> REQUIRED ACTION: Write out the listing below in its entirety, minus the pictures, without changing a word.

> DATA RECORDS:
BEGIN
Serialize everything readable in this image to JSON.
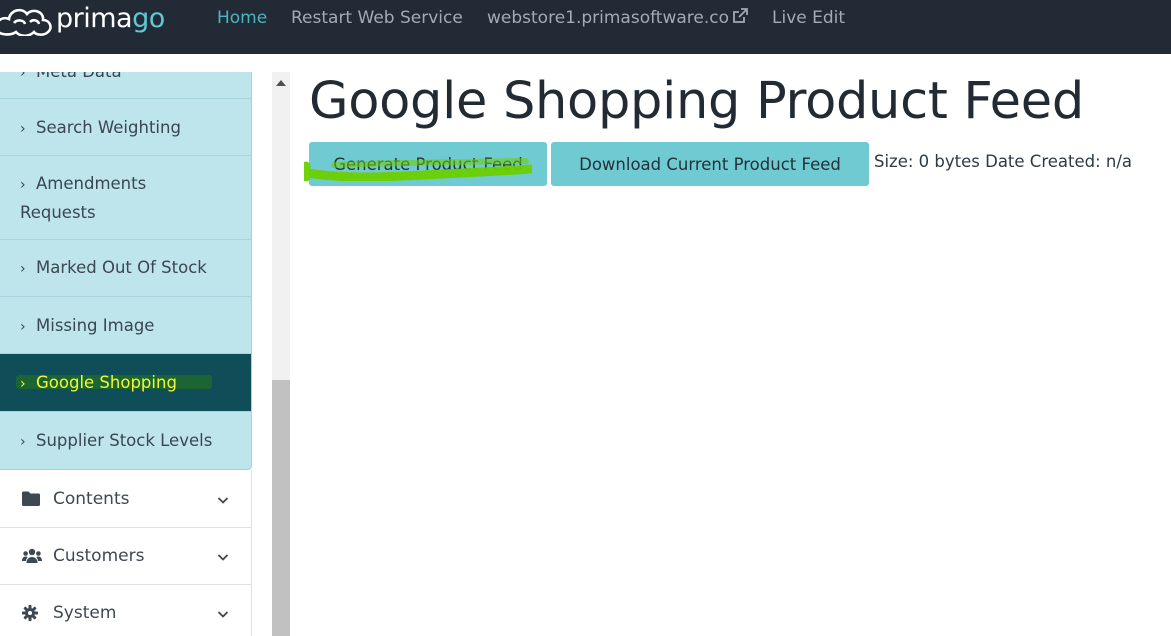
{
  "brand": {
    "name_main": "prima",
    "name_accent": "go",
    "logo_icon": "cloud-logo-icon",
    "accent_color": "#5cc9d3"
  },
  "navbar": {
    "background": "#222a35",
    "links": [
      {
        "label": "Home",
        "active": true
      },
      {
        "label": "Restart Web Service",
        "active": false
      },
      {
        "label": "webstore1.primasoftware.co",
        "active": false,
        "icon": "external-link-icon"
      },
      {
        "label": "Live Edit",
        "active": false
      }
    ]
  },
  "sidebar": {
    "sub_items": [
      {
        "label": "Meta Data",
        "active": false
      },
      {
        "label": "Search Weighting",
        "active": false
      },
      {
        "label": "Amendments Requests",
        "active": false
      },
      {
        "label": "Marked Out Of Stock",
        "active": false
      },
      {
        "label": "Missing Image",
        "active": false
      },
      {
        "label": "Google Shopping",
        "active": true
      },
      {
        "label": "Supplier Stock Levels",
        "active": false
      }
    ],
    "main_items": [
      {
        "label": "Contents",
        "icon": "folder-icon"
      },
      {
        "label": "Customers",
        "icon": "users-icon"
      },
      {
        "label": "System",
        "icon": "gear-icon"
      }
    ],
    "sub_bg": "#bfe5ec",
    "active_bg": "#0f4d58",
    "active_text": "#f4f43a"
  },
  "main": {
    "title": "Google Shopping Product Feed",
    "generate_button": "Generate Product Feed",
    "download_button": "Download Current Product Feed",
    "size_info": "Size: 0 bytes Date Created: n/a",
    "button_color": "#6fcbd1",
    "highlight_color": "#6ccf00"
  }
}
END
> ANSWER FOR THIS EXERCISE:
Serialize everything readable in this image to JSON.
{
  "brand": {
    "name_main": "prima",
    "name_accent": "go",
    "logo_icon": "cloud-logo-icon",
    "accent_color": "#5cc9d3"
  },
  "navbar": {
    "background": "#222a35",
    "links": [
      {
        "label": "Home",
        "active": true
      },
      {
        "label": "Restart Web Service",
        "active": false
      },
      {
        "label": "webstore1.primasoftware.co",
        "active": false,
        "icon": "external-link-icon"
      },
      {
        "label": "Live Edit",
        "active": false
      }
    ]
  },
  "sidebar": {
    "sub_items": [
      {
        "label": "Meta Data",
        "active": false
      },
      {
        "label": "Search Weighting",
        "active": false
      },
      {
        "label": "Amendments Requests",
        "active": false
      },
      {
        "label": "Marked Out Of Stock",
        "active": false
      },
      {
        "label": "Missing Image",
        "active": false
      },
      {
        "label": "Google Shopping",
        "active": true
      },
      {
        "label": "Supplier Stock Levels",
        "active": false
      }
    ],
    "main_items": [
      {
        "label": "Contents",
        "icon": "folder-icon"
      },
      {
        "label": "Customers",
        "icon": "users-icon"
      },
      {
        "label": "System",
        "icon": "gear-icon"
      }
    ],
    "sub_bg": "#bfe5ec",
    "active_bg": "#0f4d58",
    "active_text": "#f4f43a"
  },
  "main": {
    "title": "Google Shopping Product Feed",
    "generate_button": "Generate Product Feed",
    "download_button": "Download Current Product Feed",
    "size_info": "Size: 0 bytes Date Created: n/a",
    "button_color": "#6fcbd1",
    "highlight_color": "#6ccf00"
  }
}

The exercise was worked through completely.